What the task requires: Return each line of the listing that follows in which the string "발급하기" can be found.

- Opening Delimiter -

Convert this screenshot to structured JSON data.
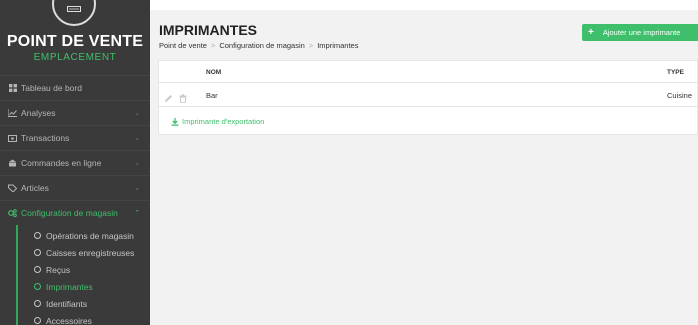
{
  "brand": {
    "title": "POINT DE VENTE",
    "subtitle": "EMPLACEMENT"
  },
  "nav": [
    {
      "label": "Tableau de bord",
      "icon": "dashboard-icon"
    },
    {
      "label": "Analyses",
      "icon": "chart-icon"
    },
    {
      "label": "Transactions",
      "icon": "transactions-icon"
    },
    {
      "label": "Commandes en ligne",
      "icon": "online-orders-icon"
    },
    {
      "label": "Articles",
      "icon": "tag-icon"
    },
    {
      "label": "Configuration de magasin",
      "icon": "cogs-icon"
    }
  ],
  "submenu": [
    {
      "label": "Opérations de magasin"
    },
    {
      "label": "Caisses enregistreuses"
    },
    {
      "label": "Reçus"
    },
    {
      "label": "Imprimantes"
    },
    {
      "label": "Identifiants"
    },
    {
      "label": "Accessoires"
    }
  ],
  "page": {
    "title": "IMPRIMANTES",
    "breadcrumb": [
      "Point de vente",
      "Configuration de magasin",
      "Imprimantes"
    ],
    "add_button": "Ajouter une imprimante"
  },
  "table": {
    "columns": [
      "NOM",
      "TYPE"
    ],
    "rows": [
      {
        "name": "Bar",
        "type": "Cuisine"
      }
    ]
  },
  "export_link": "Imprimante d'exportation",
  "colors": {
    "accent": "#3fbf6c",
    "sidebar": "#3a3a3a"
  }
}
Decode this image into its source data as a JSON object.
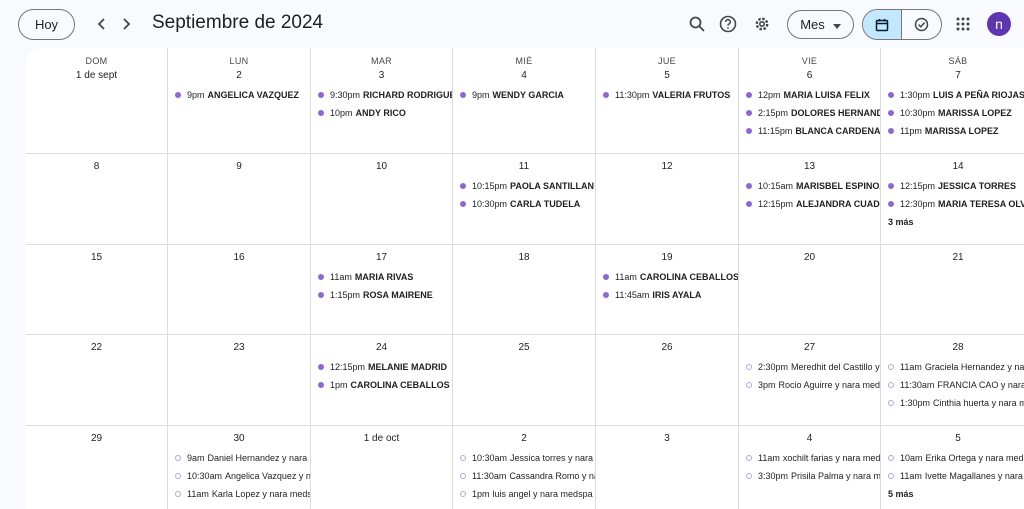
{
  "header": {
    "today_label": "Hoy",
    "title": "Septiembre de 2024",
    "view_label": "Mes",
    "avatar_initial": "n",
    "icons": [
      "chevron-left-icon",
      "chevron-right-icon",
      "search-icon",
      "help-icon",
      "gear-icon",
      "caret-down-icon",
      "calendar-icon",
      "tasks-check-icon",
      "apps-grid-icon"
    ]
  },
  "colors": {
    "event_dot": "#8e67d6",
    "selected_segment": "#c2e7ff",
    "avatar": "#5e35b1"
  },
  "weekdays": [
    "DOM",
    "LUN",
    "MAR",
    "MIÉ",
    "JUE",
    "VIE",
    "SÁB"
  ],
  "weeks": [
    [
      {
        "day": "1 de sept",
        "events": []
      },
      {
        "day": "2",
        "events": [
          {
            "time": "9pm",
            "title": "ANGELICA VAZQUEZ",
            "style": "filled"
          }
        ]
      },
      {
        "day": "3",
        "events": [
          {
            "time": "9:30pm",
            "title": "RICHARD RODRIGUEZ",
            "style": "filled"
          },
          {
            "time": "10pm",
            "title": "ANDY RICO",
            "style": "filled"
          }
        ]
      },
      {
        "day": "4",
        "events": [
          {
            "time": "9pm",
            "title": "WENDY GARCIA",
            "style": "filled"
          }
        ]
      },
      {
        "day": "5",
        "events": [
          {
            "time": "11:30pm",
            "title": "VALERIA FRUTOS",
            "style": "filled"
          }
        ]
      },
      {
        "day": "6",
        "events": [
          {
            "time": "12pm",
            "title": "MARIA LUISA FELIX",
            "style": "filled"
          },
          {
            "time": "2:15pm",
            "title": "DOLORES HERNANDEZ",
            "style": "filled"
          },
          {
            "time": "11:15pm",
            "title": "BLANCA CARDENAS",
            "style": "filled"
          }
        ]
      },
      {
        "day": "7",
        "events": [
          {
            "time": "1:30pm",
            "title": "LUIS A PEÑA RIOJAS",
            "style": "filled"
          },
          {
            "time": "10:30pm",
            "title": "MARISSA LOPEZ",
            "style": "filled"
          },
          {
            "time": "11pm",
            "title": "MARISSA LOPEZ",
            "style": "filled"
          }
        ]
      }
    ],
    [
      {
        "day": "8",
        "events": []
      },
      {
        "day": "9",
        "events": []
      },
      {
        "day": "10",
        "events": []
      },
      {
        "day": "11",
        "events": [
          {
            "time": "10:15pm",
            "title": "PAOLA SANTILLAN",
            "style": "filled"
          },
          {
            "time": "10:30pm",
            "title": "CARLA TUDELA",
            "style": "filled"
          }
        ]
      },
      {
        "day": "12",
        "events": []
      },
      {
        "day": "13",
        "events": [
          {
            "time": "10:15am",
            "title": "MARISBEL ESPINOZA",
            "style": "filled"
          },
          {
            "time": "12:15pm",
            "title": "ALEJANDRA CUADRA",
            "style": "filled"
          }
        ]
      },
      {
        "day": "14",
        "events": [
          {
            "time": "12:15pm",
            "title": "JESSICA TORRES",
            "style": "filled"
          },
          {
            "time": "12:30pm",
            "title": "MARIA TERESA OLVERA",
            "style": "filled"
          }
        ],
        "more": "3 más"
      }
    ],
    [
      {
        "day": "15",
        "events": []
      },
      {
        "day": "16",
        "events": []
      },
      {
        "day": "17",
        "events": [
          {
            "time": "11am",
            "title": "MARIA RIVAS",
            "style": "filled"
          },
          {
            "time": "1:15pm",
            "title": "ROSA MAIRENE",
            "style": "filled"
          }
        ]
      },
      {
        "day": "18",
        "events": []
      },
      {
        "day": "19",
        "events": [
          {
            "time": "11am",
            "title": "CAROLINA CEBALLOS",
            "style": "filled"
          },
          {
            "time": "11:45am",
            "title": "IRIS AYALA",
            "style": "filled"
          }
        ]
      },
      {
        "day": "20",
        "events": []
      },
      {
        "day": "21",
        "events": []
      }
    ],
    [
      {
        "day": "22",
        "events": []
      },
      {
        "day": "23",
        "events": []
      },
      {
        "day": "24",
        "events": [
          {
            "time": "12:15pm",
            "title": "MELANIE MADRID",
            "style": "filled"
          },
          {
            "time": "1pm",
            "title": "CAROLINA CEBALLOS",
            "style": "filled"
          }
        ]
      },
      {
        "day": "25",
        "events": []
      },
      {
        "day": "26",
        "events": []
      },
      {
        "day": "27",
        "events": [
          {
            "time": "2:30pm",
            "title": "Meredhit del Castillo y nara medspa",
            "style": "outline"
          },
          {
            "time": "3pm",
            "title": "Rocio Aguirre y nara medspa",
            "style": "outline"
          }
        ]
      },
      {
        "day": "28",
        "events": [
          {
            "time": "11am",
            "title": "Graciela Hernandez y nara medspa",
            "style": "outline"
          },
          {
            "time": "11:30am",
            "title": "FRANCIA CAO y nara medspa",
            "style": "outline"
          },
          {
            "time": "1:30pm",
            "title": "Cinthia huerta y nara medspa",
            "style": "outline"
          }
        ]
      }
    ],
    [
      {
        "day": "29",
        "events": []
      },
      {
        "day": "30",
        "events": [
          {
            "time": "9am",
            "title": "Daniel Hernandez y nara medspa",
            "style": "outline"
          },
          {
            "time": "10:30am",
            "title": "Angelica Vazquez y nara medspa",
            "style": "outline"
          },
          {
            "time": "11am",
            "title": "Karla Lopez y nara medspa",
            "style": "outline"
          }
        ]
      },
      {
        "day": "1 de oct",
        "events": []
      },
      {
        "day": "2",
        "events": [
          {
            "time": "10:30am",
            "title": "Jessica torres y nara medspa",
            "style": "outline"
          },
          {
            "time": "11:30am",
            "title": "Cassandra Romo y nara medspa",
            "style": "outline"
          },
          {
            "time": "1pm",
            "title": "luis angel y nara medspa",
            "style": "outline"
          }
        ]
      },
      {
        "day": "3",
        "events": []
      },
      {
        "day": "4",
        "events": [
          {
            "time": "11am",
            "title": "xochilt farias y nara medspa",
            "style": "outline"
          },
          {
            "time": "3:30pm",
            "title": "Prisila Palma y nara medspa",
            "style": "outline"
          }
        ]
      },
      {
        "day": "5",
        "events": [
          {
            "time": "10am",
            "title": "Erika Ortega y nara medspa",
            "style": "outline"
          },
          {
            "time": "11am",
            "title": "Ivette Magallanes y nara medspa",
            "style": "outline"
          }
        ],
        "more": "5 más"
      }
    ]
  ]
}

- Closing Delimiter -
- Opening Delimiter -

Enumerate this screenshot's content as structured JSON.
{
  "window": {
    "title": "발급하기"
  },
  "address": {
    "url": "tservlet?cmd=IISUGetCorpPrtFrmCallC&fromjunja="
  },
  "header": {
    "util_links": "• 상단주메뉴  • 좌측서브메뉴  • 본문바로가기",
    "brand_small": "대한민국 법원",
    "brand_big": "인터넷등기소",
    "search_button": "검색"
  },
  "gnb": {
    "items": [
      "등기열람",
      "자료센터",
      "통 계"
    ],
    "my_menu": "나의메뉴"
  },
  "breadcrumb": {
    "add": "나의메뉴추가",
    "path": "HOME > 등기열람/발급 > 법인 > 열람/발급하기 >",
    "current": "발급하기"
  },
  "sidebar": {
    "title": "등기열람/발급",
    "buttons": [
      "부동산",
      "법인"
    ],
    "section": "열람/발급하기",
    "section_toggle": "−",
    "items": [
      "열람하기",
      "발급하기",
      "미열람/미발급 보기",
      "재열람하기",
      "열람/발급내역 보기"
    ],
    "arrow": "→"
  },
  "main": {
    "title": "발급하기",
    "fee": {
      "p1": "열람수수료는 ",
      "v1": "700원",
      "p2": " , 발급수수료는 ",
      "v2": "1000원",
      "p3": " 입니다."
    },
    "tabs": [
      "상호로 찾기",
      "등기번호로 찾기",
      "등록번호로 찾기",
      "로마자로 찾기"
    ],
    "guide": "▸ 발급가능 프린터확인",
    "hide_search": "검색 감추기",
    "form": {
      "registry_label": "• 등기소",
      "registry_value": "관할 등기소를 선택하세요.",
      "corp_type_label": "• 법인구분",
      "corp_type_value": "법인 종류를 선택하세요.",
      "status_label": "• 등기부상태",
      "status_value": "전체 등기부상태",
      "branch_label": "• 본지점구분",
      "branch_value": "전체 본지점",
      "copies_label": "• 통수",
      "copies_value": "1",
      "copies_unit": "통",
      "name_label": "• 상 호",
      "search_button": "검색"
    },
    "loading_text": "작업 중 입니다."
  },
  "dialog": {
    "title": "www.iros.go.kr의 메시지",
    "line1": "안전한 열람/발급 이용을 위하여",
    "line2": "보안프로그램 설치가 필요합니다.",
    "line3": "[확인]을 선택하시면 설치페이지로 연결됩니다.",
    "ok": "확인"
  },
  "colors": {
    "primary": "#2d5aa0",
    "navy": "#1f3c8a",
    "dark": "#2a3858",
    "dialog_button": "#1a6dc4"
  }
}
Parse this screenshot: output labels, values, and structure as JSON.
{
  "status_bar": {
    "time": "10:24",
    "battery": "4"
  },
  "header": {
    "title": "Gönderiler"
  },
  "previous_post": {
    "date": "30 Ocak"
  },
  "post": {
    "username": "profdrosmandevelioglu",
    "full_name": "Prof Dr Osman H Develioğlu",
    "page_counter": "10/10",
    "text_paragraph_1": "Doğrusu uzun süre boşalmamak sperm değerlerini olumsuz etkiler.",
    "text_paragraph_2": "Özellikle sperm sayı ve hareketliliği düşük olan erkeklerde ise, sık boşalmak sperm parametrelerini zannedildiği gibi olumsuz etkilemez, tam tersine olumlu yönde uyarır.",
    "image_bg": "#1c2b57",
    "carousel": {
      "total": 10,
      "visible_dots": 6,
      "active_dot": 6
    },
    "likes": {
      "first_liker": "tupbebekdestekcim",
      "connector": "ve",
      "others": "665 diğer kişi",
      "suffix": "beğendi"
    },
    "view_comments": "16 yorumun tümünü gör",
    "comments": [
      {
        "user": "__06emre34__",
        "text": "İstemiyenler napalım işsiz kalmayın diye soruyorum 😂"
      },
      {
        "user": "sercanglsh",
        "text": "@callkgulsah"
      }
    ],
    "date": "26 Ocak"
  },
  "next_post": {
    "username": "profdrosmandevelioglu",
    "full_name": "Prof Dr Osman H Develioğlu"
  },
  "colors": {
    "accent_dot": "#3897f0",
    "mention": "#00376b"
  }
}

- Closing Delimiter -

Task output:
    "title": "발급하기"
    "path": "HOME > 등기열람/발급 > 법인 > 열람/발급하기 >",
    "current": "발급하기"
    "section": "열람/발급하기",
      "발급하기",
    "title": "발급하기",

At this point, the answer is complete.